[Python-Dev] Breaking calls to object.__init__/__new__

Terry Reedy tjreedy at udel.edu
Thu Mar 22 05:19:12 CET 2007

"Guido van Rossum" <guido at python.org> wrote in message 
news:ca471dc20703212037g3e03df1fq433a988257d10112 at mail.gmail.com...
| There are different philosophies about the correct style for
| cooperative super calls.
| The submitter of the bug report likes to remove "consumed" arguments
| and pass the others on, having something at the root that complains
| about any unused arguments. It has the problem that you mention: if
| multiple classes might be interested in the *same* argument they won't
| see it. The other style is to pass *all* arguments down, and let
| everyone cherry-pick them. The last call then just throws them away.
| This has the problem that misspelled arguments are silently ignored
| rather than being diagnosed at the point where you can do something
| about it.
| I don't know what the "best practice" is (like Greg Ewing, I don't use
| either style myself) but I've got a feeling that it must be easier to
| solve the former problem than the latter (also I don't know that the
| former actually occurs in practice). When using more traditional
| styles, or single inheritance, it certainly makes more sense to reject
| excess arguments than to ignore them; the original code was clearly
| intending to do this, but due to the minimalist coding, it didn't
| catch enough.

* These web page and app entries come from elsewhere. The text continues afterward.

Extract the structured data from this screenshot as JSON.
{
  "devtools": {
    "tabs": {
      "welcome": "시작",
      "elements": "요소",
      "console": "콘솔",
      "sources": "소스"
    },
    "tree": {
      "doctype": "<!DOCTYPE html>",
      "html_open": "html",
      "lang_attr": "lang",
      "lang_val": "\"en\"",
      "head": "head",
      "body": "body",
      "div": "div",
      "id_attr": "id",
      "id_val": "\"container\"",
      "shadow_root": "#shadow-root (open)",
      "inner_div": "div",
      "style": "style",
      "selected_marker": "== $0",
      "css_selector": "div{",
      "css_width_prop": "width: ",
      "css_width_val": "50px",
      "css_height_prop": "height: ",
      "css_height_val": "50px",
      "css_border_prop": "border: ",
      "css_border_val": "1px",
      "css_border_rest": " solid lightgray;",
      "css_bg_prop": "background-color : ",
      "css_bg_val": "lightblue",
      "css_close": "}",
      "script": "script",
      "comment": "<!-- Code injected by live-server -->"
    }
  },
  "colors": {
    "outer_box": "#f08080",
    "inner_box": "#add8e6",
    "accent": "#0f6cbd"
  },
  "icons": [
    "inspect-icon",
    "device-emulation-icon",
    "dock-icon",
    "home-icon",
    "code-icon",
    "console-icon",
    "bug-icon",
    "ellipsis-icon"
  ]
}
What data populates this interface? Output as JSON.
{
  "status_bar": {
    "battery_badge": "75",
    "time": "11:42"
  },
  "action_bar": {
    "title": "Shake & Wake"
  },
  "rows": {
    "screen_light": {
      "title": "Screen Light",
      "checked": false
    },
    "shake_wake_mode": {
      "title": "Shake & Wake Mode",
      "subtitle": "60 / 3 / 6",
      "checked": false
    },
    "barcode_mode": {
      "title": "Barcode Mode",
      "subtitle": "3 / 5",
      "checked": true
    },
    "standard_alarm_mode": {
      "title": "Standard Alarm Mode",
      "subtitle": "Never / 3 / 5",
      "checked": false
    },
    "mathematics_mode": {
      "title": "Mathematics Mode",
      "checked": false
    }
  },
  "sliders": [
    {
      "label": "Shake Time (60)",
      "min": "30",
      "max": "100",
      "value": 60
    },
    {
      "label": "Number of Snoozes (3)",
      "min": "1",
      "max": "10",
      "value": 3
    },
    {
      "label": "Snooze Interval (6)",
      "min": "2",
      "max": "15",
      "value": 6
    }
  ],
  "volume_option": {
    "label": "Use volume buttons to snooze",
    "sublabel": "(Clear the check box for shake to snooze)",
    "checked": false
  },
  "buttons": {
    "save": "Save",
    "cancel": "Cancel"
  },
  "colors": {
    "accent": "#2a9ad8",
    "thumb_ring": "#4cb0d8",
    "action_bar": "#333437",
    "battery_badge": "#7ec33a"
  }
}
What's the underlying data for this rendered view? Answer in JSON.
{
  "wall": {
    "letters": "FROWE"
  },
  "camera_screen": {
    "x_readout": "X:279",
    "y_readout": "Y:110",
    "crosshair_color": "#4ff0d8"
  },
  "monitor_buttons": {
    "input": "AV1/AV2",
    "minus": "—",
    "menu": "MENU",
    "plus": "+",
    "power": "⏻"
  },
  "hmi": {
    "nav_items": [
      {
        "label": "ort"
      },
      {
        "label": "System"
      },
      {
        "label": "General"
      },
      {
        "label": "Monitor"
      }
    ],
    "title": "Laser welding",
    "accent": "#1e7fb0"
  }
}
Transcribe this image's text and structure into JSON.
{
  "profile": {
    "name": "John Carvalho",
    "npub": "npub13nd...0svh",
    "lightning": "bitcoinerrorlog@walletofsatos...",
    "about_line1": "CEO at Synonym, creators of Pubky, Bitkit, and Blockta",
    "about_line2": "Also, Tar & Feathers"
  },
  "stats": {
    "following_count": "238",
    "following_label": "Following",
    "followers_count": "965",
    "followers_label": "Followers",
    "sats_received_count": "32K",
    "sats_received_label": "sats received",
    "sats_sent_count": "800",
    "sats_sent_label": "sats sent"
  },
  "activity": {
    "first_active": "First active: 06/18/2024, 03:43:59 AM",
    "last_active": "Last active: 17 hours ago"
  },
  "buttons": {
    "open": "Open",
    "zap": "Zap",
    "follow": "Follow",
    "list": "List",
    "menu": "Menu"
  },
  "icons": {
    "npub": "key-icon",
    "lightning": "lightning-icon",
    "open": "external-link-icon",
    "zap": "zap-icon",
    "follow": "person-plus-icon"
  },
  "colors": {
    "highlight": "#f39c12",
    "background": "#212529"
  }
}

It seems to me that to get the exact behavior one wants at the apex of a 
diamond structure, one should subclass object and override .__init__  with 
a function that does not call object.__init__  and use that subclass as the 
apex instead of object itself.  Wouldn't this mask the behavior of 
object.__init__ and whatever changes decided on?

(But having said that, I have no opiniou on what the default should be for 
those who don't do this.)

Terry Jan Reedy

More information about the Python-Dev mailing list